However, it was at the island that I felt the sting of how limited and non-intuitive the inventory space was. While it’s possible to stack some objects like fruits, there’s no auto-stacking method and the game forces the player to stack them one at a time by hand. I also found myself frustrated when I picked up one object too many and had to go through the slow text of “you have too much stuff, drop or swap?” time and time again. A quick auto-sort option or even making picking up an object an impossibility when the inventory was full would have been a very easy thing to do and while it’s a bit of nit-picky problem, it’s one that remains throughout the whole experience.
If the player doesn’t have many friends to play the game with, there is also the dream suite which allows for the visitation of many different towns uploaded to the internet in a dream-like state, where nothing could be taken home outside of unique designs, but it serves as a nice way to look around the towns others have created for some inspiration. Houses of other players are also recorded via streetpass, which the player can browse at their leisure and even buy furniture in the houses from a catalog at a marked up price. Thanks to these connectivity functions, whether the game is played alone or with others, there’s plenty of content to explore.

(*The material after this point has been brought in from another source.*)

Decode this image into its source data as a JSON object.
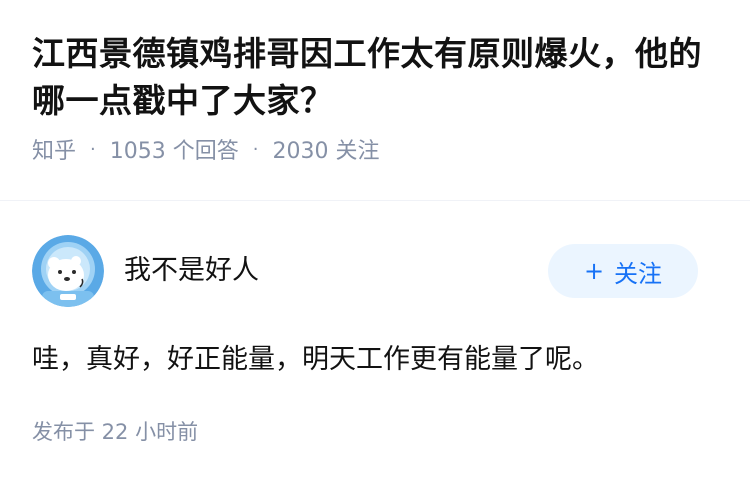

As I pointed out earlier, the core of the Animal Crossing experience stems from its real-time nature. That means when one hour passes by in reality, one hour would have also passed in the game world. It’s rather jarring to be told that a construction would take a day and then realize that literally just means a day and there’s nothing I can do to speed that up outside of messing with 3DS’s system settings. Personally, I consider that cheating and would never do it. I’m not saying that to put myself on some high moral ground, but rather because I simply feel this is a meticulously paced game and I want to play it the way it’s meant to be played by the developers. What this ultimately did was make me look at New Leaf not as just another video game, but more like a companion to my 3DS. A companion that brings new bounties with each passing day, filled to the brim with discoveries waiting to be made and my perfect little town, waiting to be realized.
Animal Crossing: New Leaf is arguably the best in the series so far and is a welcome addition to anyone’s 3DS library. What greater praise can I give it other than to say that It has become a part of my life; just as I check my email daily, I check in on my town of “Asgard” everyday to reap the fruits of my labor and slowly but surely build that utopia that perfectly embodies my vision.
Fun Tidbit: All the screenshots here were taken from in-game by pressing L and R buttons together. Try it!
Review copy of game provided by publisher.